The first study demonstrating a strong link between heredity and hair greying was published in Nature Communications earlier this month. While it has long been known that hair texture, colour and related characteristics such as greying and balding have genetic origins, there has been no conclusive evidence showing the involvement of a specific gene or groups of genes in determining hair greying in humans. Researchers at University College London, led by Dr. Kaustubh Adhikari, conducted a genome-wide association study to map out characteristics of hair in humans and their association to genes and heritability.
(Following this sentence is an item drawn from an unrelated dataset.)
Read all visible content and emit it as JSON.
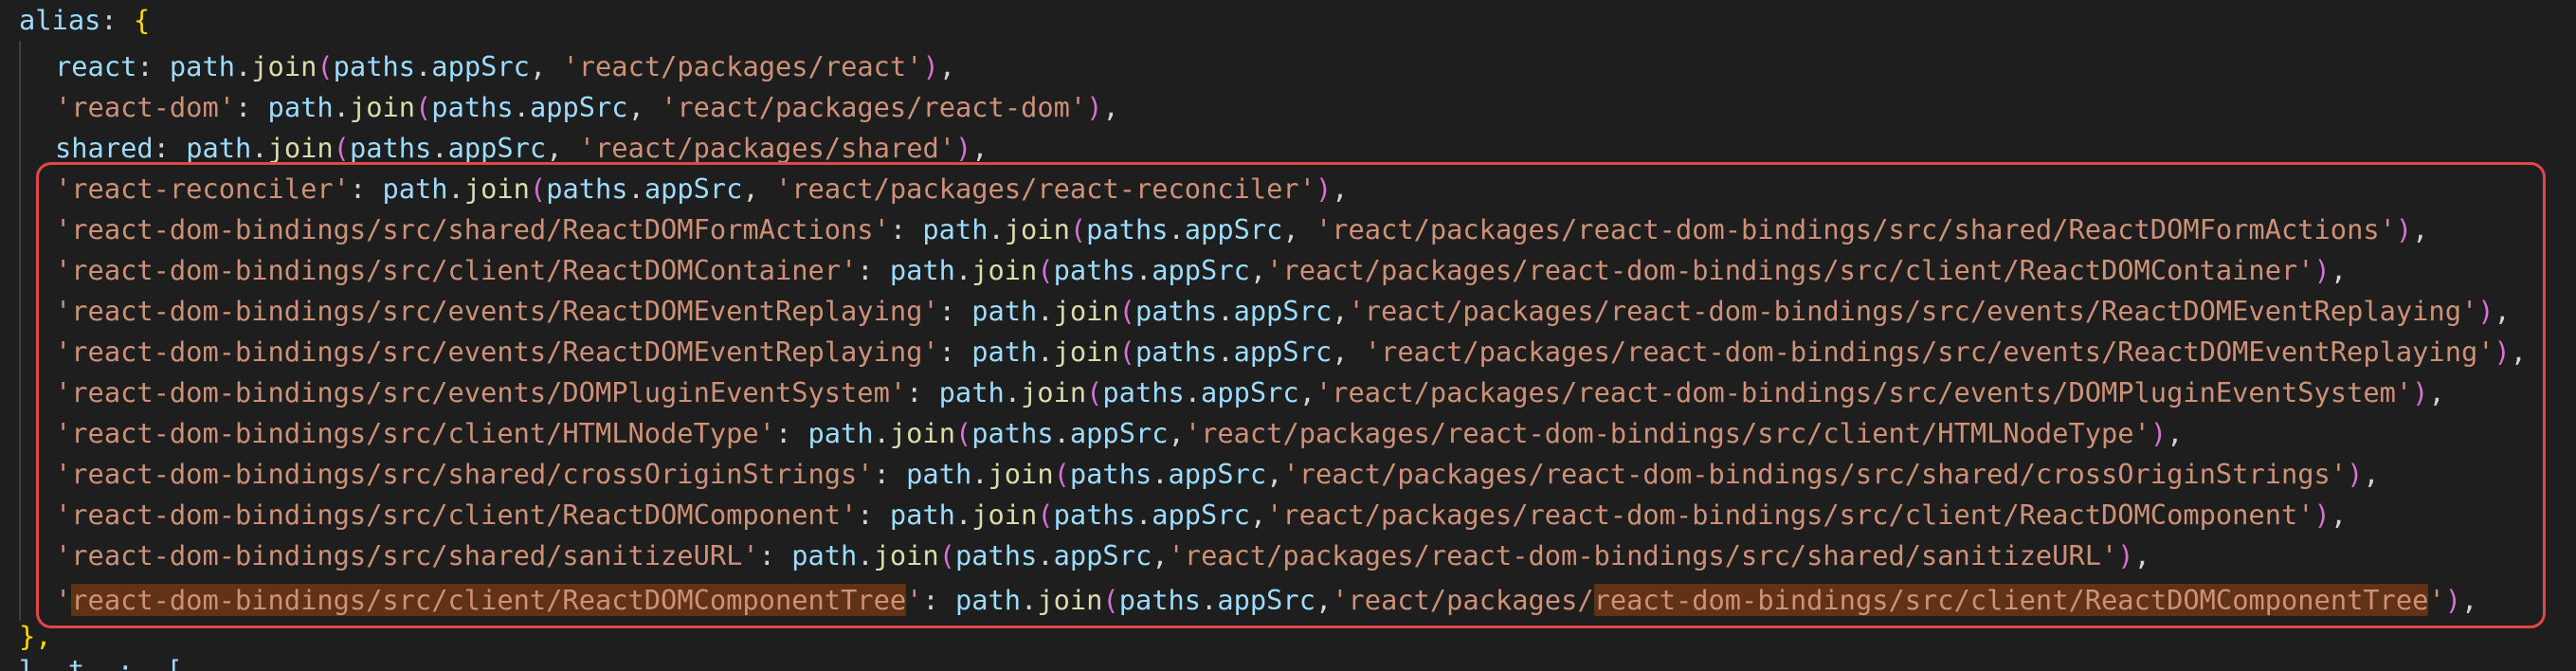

A cohort of around 6400 people was amassed from five Latin-American countries (Brazil, Colombia, Chile, Mexico and Peru) including men and women of European, African and Native American ancestry. This group showed wide diversity in visual hair characteristics, enabling the researchers to examine a whole host of traits. Both men and women were assessed for hair colour, texture, balding and greying. (Click here to read more)

Experimental Dengue Vaccine Protects all Recipients in Human Trials
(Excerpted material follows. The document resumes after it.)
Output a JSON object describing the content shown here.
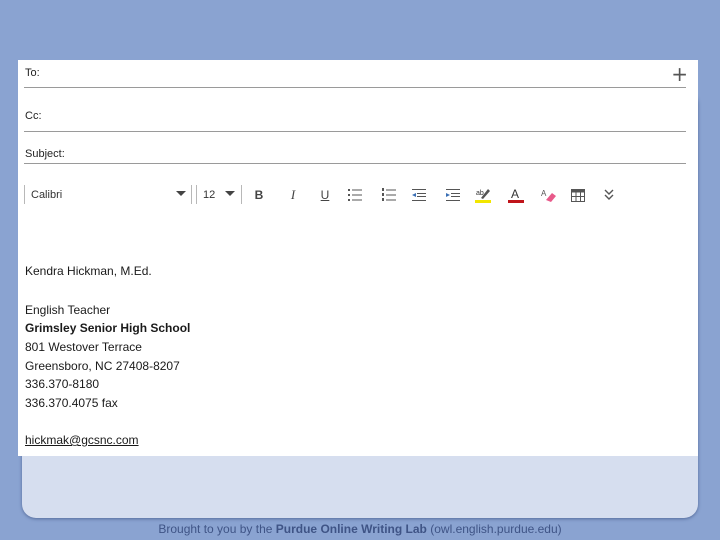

An experimental dengue vaccine, TV003 that was developed by Dr. Whitehead and his colleagues at NIAID’s Laboratory of Infectious Diseases along with scientists from the U.S. Food and Drug Administration Center for Biologics Evaluation and Research protected 100% of the vaccine recipients in a clinical trial. Volunteers in this trial were infected with dengue virus six months after receiving either the experimental dengue vaccine TV003 or a placebo injection. All 21 volunteers who received the vaccine, were protected from dengue infection, while all 20 placebo recipients developed dengue. “The findings from this trial are very encouraging to those of us who have spent many years working on vaccine candidates to protect against dengue, a disease that is a significant burden in much of the world and is now endemic in Puerto Rico,” said Stephen Whitehead, Ph.D., of NIH’s National Institute of Allergy and Infectious Diseases (NIAID). (Click here to read more)

Blocking Enzymes in Hair Follicles Promotes Hair Growth
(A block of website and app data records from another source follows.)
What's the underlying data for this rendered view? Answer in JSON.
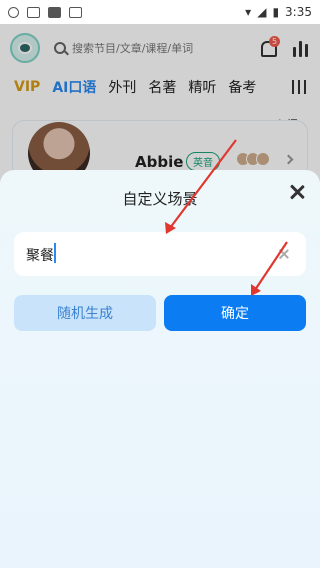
{
  "status_bar": {
    "time": "3:35"
  },
  "header": {
    "search_placeholder": "搜索节目/文章/课程/单词",
    "notification_count": "5"
  },
  "tabs": [
    "VIP",
    "AI口语",
    "外刊",
    "名著",
    "精听",
    "备考"
  ],
  "entry_label": "入门",
  "card": {
    "name": "Abbie",
    "tag": "英音"
  },
  "dialog": {
    "title": "自定义场景",
    "input_value": "聚餐",
    "random_button": "随机生成",
    "confirm_button": "确定"
  },
  "colors": {
    "primary": "#0b7cf2",
    "secondary_btn": "#c9e3fb",
    "annotation_arrow": "#e0372f"
  }
}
Androgenetic alopecia (AA) or ‘male pattern baldness’ is one of the most common causes of hair loss. It can occur due to 3 main factors – genetic predisposition, presence of dihydrotestosterone (DHT) or the age factor. It is characterized by hair follicle miniaturization, i.e. the hair follicles produce thinner, shorter, more brittle hair with weaker shafts. The hair growth cycle normally consists of 3 phases, i.e. growth (anagen), cessation (catagen), and rest (telogen) phases. In AA, the hair follicles are unable to reenter the anagen or growth phase again and remain in a dormant state. Researchers at Columbia University Medical Centre have recently discovered a potential cure for AA by establishing that hair growth can be restored by an enzyme that blocks the JAK-STAT pathway in them! (Click here to read more)

Meet the world’s smartest food scientist: GIUSEPPE

What would be the best way to deliver nutrition to the 7.1 billion odd people on this planet? Science would tell you that it is not the animals. Researchers at the Not Company (NotCo) which is a food-tech startup based at Chile have developed food products that is no longer based on animal ingredients but entirely based on plants. They use machine learning technology to develop tasty, nutritious and affordable plant-based food. However, the food looks and tastes like the classic (animal-based) food. This concept has been around for 10 years and one of the reasons for its failure is that people still prefer locally produced food. What then makes the Not company products special? Founders Matias Muchnick (Engineer), and Karim Pichara (Harvard research associate), along with biochemist Isidora Silva have built an artificial intelligence model named “Giuseppe” that is programmed to become the smartest food scientist on earth. (Click here to read more)